YOUR TASK> Your reply should hold every entry below exactly as written and none of the pictures.

[App and web page records]
════

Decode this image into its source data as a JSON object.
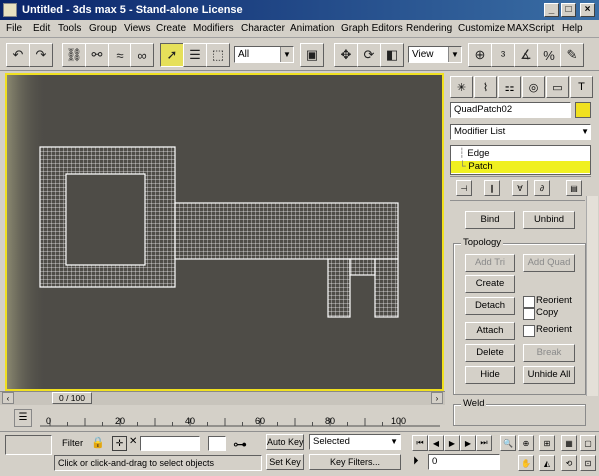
{
  "window": {
    "title": "Untitled - 3ds max 5 - Stand-alone License",
    "min": "_",
    "max": "□",
    "close": "×"
  },
  "menu": [
    "File",
    "Edit",
    "Tools",
    "Group",
    "Views",
    "Create",
    "Modifiers",
    "Character",
    "Animation",
    "Graph Editors",
    "Rendering",
    "Customize",
    "MAXScript",
    "Help"
  ],
  "toolbar": {
    "selection_filter": "All",
    "coord_system": "View"
  },
  "viewport": {
    "frame_counter": "0 / 100"
  },
  "command_panel": {
    "object_name": "QuadPatch02",
    "modifier_list": "Modifier List",
    "stack_items": [
      "Edge",
      "Patch"
    ],
    "buttons": {
      "bind": "Bind",
      "unbind": "Unbind",
      "add_tri": "Add Tri",
      "add_quad": "Add Quad",
      "create": "Create",
      "detach": "Detach",
      "attach": "Attach",
      "delete": "Delete",
      "break": "Break",
      "hide": "Hide",
      "unhide_all": "Unhide All"
    },
    "checkboxes": {
      "reorient": "Reorient",
      "copy": "Copy",
      "reorient2": "Reorient"
    },
    "group_topology": "Topology",
    "group_weld": "Weld"
  },
  "timeline": {
    "ticks": [
      "0",
      "20",
      "40",
      "60",
      "80",
      "100"
    ]
  },
  "status": {
    "filter_label": "Filter",
    "prompt": "Click or click-and-drag to select objects",
    "auto_key": "Auto Key",
    "set_key": "Set Key",
    "selected": "Selected",
    "key_filters": "Key Filters...",
    "frame": "0"
  },
  "colors": {
    "selection_highlight": "#f0e020",
    "viewport_bg": "#4e4c47"
  }
}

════

EXERCISE RESPONSE>
Decode this image into its source data as a JSON object.
{
  "window": {
    "title": "Untitled - 3ds max 5 - Stand-alone License",
    "min": "_",
    "max": "□",
    "close": "×"
  },
  "menu": [
    "File",
    "Edit",
    "Tools",
    "Group",
    "Views",
    "Create",
    "Modifiers",
    "Character",
    "Animation",
    "Graph Editors",
    "Rendering",
    "Customize",
    "MAXScript",
    "Help"
  ],
  "toolbar": {
    "selection_filter": "All",
    "coord_system": "View"
  },
  "viewport": {
    "frame_counter": "0 / 100"
  },
  "command_panel": {
    "object_name": "QuadPatch02",
    "modifier_list": "Modifier List",
    "stack_items": [
      "Edge",
      "Patch"
    ],
    "buttons": {
      "bind": "Bind",
      "unbind": "Unbind",
      "add_tri": "Add Tri",
      "add_quad": "Add Quad",
      "create": "Create",
      "detach": "Detach",
      "attach": "Attach",
      "delete": "Delete",
      "break": "Break",
      "hide": "Hide",
      "unhide_all": "Unhide All"
    },
    "checkboxes": {
      "reorient": "Reorient",
      "copy": "Copy",
      "reorient2": "Reorient"
    },
    "group_topology": "Topology",
    "group_weld": "Weld"
  },
  "timeline": {
    "ticks": [
      "0",
      "20",
      "40",
      "60",
      "80",
      "100"
    ]
  },
  "status": {
    "filter_label": "Filter",
    "prompt": "Click or click-and-drag to select objects",
    "auto_key": "Auto Key",
    "set_key": "Set Key",
    "selected": "Selected",
    "key_filters": "Key Filters...",
    "frame": "0"
  },
  "colors": {
    "selection_highlight": "#f0e020",
    "viewport_bg": "#4e4c47"
  }
}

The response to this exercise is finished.